The title of this lesson includes a word that you probably have never seen before. To put it simply, this word specifically describes words that have undergone internal inversion. How the word gets inverted may differ from others. In Japanese this is technically referred to as 倒語. Usually, though, it is referred to as 逆（さ）読み.
These sorts of readings have existed in Japanese for some time. The purpose of this inversion is to bring about some sort of emphasis. This sort of change is seen in various parts of any language regardless of one's generation.

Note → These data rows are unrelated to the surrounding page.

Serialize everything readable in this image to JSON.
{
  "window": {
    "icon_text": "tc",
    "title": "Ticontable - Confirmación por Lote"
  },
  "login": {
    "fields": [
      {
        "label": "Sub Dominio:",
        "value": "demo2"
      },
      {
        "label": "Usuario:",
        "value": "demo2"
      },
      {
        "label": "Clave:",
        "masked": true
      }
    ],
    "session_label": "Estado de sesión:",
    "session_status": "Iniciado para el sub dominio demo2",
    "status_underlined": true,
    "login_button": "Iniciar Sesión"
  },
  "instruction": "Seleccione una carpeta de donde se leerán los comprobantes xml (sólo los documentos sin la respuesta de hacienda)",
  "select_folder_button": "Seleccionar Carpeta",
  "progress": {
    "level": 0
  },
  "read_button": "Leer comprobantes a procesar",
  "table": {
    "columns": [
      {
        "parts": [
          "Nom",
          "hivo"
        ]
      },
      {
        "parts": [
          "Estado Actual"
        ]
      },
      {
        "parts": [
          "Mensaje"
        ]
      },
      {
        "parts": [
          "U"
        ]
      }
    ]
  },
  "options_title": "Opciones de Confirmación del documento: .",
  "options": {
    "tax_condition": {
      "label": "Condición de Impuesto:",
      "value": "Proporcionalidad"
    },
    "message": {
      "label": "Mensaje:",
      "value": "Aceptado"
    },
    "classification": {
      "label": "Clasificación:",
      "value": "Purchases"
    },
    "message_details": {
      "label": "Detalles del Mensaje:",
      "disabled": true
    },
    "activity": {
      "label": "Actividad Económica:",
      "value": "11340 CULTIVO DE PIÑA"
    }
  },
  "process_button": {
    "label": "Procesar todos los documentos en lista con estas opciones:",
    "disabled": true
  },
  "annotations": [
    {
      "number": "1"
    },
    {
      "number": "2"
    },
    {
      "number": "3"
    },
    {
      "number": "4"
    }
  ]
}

Though the use of these inversions is quite varied, they are generally treated as in-group lingo or 隠語. In Japanese 隠語 typically have negative stereotypes attached to them, and they will almost certainly only be known and used by a small group of people.
These sorts of words become most popular in Japan during the 江戸時代. Examples that were later passed down to the present day as the common word include しだらない (slovenly) → だらしない. Others that didn't quite catch on include words like キセル (tobacco pipe) → セルキ. Other examples like タネ (seed/subject matter) → ネタ ((joke) material/topping of nigirizushi) resulted into words with (slightly) different meanings.
These words got some publicity in the 1980s due to broadcast writers who previously wrote memos to publications (ハガキ職人) utilizing such expressions. A common example at the name was calling 六本木 ギロッポン.
It's also important to note that at an individual level, 逆さ読み come about naturally.
Below is a list of examples. Over time, notes of usage and example sentences will be added. Some of these words are r-rated words, but they are examples nonetheless of this phenomenon. Thus, they will be noted.
It's also important to note that 逆読み are often used in brand names. Some examples include the following.
|HAKUBI C||HAKUBI from 美白||バソキヤ||From 焼きそば||EZAK||From 風邪|
More Historic Examples
Sometimes some phrases read backwards make sense, but sometimes you get just another sentence. These are often made as brain teasers or jokes.